== Action item ==
Show all lines from the listing below that contain "sidebar".

[[ Information provided open ]]

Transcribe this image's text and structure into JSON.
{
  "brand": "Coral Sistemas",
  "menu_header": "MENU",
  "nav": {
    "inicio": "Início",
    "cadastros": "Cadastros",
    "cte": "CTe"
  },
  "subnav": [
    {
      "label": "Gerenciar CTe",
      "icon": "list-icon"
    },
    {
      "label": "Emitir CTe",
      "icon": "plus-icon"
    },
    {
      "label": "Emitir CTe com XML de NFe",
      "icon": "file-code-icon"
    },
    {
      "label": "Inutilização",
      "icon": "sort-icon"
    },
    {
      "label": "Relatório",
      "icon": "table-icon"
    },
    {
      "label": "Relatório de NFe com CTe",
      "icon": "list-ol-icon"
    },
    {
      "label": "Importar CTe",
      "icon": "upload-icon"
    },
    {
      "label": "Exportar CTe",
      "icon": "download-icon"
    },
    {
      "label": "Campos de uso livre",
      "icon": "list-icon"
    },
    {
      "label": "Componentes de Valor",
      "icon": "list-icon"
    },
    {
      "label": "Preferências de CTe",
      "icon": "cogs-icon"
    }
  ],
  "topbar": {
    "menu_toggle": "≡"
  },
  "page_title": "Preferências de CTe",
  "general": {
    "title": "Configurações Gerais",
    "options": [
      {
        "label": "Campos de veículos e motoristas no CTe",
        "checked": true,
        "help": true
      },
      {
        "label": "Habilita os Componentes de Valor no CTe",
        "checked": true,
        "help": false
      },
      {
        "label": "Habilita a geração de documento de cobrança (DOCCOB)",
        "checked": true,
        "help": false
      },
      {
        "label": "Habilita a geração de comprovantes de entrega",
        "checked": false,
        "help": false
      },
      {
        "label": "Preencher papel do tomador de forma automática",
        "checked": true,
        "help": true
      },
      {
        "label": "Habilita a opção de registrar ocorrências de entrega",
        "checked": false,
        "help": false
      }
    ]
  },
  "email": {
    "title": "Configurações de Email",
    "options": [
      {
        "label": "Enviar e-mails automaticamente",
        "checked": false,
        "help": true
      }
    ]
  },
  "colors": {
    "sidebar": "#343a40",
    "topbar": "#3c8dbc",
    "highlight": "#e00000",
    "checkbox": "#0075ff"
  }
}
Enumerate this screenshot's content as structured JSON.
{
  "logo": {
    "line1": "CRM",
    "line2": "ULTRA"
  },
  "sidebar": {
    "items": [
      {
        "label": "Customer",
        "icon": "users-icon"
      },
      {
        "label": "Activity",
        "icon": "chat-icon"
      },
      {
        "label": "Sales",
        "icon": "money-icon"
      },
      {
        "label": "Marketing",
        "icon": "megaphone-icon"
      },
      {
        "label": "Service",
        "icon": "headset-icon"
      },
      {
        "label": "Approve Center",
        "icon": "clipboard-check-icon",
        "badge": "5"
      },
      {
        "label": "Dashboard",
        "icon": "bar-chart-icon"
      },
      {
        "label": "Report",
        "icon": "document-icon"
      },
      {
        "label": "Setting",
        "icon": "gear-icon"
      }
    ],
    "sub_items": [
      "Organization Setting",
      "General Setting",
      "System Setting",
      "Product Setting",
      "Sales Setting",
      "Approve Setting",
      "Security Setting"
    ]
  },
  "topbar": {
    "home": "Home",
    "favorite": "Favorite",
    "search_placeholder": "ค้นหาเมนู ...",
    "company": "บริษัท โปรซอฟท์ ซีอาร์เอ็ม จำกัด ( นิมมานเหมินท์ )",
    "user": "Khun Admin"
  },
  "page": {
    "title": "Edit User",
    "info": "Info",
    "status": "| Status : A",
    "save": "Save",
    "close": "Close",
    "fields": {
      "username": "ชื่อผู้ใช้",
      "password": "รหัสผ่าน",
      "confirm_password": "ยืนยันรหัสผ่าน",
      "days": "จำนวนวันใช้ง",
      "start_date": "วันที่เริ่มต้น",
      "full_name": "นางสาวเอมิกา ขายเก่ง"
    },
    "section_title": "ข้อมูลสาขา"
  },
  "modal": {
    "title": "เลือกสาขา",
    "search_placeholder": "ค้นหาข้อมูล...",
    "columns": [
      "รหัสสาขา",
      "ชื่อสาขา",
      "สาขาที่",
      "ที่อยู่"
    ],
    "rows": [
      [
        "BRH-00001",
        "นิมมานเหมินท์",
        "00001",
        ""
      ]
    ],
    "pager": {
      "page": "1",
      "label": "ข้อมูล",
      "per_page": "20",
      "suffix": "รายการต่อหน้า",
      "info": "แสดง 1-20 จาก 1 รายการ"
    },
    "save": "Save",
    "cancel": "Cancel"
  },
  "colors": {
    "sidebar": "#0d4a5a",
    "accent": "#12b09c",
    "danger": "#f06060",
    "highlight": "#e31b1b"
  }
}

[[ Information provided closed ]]

== Written reply ==
    "sidebar": "#343a40",
  "sidebar": {
    "sidebar": "#0d4a5a",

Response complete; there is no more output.